DESCRIPTION OF THE TASK: Pull every line holding the word "team" from the data below and copy it.

Entries from a dataset of interfaces

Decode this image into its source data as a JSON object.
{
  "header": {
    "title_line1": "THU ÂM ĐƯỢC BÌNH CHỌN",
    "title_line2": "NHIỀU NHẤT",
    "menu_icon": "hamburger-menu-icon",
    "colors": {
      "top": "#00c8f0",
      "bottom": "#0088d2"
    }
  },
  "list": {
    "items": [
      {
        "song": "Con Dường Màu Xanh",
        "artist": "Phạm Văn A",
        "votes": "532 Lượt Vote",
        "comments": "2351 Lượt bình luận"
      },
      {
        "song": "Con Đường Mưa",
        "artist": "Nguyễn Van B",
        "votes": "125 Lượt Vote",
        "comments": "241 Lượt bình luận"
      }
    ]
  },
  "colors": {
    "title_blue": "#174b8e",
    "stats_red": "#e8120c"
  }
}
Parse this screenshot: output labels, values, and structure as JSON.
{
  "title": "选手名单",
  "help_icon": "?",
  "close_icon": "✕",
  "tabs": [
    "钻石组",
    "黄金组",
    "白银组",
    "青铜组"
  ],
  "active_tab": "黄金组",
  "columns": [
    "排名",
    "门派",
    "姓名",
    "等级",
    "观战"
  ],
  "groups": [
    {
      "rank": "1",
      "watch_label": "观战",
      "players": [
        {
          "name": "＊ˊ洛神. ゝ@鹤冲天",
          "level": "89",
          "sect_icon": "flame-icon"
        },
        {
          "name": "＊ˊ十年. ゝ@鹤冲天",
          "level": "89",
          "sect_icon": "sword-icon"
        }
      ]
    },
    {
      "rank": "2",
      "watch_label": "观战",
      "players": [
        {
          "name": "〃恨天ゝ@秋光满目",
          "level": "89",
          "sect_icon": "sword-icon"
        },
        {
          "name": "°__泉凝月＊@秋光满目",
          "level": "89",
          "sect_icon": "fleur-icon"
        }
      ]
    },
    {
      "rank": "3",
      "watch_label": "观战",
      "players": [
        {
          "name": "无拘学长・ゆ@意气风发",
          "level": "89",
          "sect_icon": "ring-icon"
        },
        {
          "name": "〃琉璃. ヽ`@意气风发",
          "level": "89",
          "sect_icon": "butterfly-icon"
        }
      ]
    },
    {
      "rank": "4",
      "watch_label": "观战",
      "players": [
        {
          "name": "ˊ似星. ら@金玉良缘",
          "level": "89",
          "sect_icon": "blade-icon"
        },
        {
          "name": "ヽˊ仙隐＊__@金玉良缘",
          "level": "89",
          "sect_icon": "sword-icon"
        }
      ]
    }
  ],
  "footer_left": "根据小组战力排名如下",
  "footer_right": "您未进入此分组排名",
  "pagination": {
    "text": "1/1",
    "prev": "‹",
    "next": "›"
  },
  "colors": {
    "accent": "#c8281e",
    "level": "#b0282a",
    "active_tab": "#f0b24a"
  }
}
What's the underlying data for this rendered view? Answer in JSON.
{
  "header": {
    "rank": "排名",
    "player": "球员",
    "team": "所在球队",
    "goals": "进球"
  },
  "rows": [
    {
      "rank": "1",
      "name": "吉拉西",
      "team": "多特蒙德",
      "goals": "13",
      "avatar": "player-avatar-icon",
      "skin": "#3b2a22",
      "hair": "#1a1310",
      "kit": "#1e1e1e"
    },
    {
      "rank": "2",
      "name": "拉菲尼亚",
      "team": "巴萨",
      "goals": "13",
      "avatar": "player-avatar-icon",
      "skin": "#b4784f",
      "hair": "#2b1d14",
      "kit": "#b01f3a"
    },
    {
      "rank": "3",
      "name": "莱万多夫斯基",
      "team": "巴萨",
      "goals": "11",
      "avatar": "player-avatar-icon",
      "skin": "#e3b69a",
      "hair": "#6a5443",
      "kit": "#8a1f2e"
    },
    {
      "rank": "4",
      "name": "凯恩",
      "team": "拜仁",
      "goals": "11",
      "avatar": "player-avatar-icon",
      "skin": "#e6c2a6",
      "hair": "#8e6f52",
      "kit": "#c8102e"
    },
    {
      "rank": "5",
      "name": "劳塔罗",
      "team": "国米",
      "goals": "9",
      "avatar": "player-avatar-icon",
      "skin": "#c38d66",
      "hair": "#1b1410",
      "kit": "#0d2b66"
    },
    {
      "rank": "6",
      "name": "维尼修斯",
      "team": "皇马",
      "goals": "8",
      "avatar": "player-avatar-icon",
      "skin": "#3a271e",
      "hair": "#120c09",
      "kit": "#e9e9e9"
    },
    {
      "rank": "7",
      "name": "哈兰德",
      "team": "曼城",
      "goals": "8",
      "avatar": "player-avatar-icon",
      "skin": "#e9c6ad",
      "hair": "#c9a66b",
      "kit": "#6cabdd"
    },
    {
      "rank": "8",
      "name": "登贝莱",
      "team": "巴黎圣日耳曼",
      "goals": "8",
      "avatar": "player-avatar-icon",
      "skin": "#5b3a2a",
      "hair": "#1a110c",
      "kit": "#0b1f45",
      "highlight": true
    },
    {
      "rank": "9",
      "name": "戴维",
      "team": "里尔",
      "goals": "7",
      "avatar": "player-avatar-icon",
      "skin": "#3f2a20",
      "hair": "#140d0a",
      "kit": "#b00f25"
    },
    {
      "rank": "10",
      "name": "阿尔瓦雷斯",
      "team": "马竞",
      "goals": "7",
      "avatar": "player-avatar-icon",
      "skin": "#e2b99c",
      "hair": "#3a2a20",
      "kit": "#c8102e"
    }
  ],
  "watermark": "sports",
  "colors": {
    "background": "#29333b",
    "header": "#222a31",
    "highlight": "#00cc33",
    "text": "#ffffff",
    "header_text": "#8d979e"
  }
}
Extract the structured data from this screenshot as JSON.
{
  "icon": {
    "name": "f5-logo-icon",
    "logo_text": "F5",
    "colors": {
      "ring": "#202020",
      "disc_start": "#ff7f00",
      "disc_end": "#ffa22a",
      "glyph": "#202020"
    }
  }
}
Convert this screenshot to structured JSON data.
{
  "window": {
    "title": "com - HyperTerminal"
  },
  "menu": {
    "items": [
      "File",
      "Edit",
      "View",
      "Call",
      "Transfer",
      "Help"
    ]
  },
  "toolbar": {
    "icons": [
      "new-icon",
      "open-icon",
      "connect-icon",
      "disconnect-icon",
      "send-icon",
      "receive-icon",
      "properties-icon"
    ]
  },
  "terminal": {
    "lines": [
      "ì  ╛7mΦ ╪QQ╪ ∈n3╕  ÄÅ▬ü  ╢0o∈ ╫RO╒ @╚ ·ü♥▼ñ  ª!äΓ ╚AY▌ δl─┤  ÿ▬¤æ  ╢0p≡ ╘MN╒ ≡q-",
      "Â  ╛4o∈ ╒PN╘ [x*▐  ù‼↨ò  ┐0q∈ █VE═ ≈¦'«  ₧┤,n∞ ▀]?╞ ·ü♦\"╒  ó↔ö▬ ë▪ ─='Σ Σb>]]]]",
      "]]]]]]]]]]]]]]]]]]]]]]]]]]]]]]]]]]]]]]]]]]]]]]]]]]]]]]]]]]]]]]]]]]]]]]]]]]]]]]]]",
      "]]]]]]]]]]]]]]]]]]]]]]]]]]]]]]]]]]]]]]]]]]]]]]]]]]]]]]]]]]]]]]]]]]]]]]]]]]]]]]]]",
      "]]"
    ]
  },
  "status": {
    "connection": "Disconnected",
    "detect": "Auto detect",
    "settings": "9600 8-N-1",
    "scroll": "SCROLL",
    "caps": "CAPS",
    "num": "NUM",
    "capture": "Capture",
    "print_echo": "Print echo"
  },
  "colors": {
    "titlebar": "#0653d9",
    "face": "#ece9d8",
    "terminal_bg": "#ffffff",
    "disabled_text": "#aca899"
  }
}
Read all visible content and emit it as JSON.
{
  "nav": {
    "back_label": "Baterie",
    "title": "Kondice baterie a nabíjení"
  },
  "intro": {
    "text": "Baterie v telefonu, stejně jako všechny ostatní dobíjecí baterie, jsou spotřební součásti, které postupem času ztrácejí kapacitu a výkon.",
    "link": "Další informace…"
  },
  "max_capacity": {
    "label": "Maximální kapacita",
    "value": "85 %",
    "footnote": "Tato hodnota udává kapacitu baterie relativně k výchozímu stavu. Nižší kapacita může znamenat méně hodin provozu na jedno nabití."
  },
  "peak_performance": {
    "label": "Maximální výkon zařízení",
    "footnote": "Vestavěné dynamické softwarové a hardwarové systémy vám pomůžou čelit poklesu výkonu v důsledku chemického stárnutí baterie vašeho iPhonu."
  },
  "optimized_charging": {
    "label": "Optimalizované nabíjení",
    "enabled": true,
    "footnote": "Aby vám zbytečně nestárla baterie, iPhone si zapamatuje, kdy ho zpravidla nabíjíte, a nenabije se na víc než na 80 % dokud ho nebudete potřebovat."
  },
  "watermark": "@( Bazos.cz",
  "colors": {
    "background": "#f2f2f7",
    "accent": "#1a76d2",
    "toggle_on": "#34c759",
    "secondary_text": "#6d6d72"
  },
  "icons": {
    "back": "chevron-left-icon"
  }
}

EXPECTED ANSWER:
    "team": "所在球队",
      "team": "多特蒙德",
      "team": "巴萨",
      "team": "巴萨",
      "team": "拜仁",
      "team": "国米",
      "team": "皇马",
      "team": "曼城",
      "team": "巴黎圣日耳曼",
      "team": "里尔",
      "team": "马竞",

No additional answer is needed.